At Grays Harbor Community Hospital (GHCH), their Ambulatory Infusion Services (AIS) department works hard to make your visits as stress-free as possible. Some illnesses, especially chronic illnesses, require ongoing treatment. You or a loved one may require frequent visits to receive transfusions, intravenous medication, monitor your health status through blood draws, or receive specialized injections. You can get the help you need right here on the Harbor with the AIS team at GHCH.
“We see patients for a variety of treatments including intravenous infusions, blood transfusions, blood draws, injections, and management of vascular access devices such as mediports and PICC lines,” explains AIS Charge Nurse Erin Swint. “Medications we infuse include antibiotics and therapeutics to treat chronic illnesses like rheumatoid arthritis and Crohn’s disease.”
Not all visits to the AIS address chronic conditions but the majority are. The National Health Council reports that “Generally incurable and ongoing, chronic diseases affect approximately 133 million Americans, representing more than 40% of the total population of this country…that number is projected to grow to an estimated 157 million, with 81 million having multiple conditions.”
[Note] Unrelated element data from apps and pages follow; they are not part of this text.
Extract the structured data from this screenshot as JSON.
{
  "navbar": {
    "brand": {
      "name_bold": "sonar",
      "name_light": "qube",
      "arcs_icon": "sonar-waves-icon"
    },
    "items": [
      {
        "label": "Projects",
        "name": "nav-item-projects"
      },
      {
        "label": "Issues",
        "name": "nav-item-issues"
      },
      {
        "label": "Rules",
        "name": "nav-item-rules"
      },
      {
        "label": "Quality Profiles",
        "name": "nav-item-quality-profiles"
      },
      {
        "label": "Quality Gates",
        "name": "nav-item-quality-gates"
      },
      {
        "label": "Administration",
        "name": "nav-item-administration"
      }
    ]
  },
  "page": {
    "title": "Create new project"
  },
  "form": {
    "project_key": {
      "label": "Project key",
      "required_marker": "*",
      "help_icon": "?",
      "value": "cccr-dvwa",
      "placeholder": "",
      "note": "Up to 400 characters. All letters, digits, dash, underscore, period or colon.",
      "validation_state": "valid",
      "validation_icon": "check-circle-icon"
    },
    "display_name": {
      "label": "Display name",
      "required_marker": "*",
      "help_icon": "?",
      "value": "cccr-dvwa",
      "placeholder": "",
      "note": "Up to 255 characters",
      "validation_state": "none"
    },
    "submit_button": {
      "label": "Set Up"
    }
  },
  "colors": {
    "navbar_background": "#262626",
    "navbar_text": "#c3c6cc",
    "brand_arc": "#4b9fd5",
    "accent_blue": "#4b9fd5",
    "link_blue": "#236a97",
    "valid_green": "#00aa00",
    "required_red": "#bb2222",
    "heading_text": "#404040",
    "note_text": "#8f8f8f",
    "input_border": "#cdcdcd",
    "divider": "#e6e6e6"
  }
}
“Our patients see us routinely for treatments and we may see them daily, weekly, or monthly,” says Swint. “We provide anywhere from 100 to 200 treatments per month and sometimes more.”
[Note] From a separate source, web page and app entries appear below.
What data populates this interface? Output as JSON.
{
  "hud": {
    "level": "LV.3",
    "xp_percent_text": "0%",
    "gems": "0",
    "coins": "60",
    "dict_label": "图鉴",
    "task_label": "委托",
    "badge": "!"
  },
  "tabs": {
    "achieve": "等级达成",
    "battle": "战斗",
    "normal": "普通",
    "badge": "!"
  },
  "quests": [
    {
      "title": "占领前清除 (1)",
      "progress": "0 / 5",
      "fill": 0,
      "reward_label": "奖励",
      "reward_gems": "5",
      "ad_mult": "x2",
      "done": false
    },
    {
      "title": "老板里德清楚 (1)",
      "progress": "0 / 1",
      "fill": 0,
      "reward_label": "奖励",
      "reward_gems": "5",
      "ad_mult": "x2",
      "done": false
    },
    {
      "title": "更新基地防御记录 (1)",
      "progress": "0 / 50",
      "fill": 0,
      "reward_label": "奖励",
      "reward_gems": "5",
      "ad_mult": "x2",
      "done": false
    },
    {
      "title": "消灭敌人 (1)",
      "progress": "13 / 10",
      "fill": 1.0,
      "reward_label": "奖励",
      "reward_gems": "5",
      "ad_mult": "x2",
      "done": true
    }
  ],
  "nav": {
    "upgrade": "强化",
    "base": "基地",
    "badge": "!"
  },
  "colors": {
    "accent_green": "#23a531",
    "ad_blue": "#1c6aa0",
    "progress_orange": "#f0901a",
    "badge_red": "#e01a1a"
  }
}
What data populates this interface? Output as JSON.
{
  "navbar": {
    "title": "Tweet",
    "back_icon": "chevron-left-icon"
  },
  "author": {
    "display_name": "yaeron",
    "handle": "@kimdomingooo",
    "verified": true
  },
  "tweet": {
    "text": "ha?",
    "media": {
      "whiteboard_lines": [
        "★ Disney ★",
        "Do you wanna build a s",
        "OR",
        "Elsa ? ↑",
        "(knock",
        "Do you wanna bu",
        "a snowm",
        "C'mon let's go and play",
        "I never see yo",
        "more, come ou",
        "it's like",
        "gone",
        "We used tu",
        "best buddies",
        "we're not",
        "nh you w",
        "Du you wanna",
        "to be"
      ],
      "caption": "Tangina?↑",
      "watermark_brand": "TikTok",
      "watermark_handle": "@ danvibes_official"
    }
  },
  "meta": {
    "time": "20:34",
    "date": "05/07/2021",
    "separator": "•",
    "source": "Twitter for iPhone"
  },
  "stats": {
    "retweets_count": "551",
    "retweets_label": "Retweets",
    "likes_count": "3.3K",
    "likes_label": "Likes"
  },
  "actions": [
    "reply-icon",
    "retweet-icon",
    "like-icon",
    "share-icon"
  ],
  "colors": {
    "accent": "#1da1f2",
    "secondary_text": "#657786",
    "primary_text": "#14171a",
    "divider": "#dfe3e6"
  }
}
Their staff works with a patient’s primary care physician, hospital team, or nursing home caregivers on this outpatient process. “The care we provide is highly specialized and requires skilled nursing,” she continues. “Our expertise lies in giving medications and treatments that are usually given in the hospital, while allowing people to live at home and even continue working. Some people need short-term care that bridges the gap from hospital admission to full recovery at home, while others need specific management of severe chronic illness.”
Appointments vary from 30 minutes to 6 hours, depending on the medication used, but patients can read or use the site’s wi-fi from the comfort of a chair or bed. All care is uniquely tailored to the individual. The department staffs two nurses per shift and are always happy to answer questions.
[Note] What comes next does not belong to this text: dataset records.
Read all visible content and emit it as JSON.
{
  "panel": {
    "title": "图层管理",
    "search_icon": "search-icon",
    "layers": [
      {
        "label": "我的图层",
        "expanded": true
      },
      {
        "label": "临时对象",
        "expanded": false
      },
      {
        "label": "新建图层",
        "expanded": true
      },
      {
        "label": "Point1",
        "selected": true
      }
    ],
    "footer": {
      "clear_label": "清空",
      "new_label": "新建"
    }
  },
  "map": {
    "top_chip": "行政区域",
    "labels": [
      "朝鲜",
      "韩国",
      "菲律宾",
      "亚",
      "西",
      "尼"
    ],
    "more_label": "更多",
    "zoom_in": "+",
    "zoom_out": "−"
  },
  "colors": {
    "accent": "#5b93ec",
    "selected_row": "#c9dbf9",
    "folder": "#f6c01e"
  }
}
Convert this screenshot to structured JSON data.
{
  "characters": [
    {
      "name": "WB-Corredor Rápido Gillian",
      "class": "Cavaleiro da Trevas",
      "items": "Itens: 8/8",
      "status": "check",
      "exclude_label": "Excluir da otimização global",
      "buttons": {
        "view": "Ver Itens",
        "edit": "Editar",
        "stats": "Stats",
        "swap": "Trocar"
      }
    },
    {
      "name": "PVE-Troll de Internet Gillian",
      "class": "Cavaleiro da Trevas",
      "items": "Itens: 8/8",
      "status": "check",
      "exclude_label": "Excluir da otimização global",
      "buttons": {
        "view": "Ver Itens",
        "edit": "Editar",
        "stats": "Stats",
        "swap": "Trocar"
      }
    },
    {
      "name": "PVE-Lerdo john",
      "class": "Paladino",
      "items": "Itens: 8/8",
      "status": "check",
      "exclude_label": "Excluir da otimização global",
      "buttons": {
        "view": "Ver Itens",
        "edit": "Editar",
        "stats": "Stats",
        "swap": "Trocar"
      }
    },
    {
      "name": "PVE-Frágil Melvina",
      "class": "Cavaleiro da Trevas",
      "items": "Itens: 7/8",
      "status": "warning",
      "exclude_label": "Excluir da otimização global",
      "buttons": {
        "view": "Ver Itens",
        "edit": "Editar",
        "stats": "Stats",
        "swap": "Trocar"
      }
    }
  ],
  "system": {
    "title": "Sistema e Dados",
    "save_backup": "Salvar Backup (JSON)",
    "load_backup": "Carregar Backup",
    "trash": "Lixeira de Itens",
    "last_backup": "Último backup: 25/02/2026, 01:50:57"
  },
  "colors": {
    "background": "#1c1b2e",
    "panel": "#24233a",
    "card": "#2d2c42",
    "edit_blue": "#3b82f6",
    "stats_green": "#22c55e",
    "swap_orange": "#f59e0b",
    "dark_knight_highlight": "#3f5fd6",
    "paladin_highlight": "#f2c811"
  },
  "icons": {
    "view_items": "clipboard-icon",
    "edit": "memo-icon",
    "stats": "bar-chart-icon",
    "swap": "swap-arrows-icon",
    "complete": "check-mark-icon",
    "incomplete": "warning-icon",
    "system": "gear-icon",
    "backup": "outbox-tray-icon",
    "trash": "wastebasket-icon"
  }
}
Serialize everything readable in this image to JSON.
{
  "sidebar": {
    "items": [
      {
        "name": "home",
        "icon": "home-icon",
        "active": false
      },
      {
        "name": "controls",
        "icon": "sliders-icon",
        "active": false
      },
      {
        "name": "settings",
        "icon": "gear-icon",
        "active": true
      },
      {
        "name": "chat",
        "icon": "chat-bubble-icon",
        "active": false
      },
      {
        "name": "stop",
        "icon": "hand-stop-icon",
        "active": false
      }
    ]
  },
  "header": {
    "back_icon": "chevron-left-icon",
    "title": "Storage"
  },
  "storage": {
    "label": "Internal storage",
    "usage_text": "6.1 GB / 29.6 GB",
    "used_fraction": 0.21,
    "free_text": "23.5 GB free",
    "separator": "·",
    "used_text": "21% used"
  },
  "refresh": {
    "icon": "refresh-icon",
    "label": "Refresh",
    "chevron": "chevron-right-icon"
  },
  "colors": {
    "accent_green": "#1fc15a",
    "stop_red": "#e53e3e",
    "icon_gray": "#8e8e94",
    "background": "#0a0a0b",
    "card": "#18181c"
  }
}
“A lot of people are surprised we are here and offering the services we do,” admits Swint “If it has to do with special medications or vascular access, we likely have the capability to accommodate the needs of the patient. For instance, people may receive cancer treatments in Seattle but live in Ocean Shores. For those people, we can maintain their mediports and PICC lines at AIS to reduce the need for folks to travel more often than necessary.”
If you or someone you love could benefit from this type of service, staff advises potential new patients to have your primary doctor reach out. They can talk through your treatment needs and make sure you receive the best, most stress-free care.
Frequently asked questions run the gamut, says Swint. Do they offer chemotherapy or dialysis? No. Can I eat or use my phone during treatment? Sure, as long as it’s not disruptive. “We like to promote a friendly atmosphere that puts people at ease,” she says. “We develop strong relationships with our patients and become invested in their lives, and they also become invested in ours. We pride ourselves in being a niche that bridges the gap that many people face when dealing with chronic illness. In a community with remote access to healthcare, having AIS makes a big difference in many people’s lives. We’re fortunate to have this service in our community.”
Persistent health issues can be stressful and disheartening. Thanks to the kind, caring, skillful nurses of GHCH’s Ambulatory Infusion Services department, you can receive treatment in a peaceful environment and be home the same day.
“Everyone is susceptible to the effects of stress,” say Healthline researchers. “However, living with a long-term condition can make you particularly vulnerable. In addition to the everyday challenges that most people face, chronic illness adds new layers of stressors.” They suggest incorporating such peaceful habits as listening to music, meditating, reading and finding ways to spend quality time with loved ones. Thanks to the AIS department, you can even do those while receiving vital treatment.
To read more about what type of infusions are offered, visit the Grays Harbor Community Hospital website or call 360-532-8330.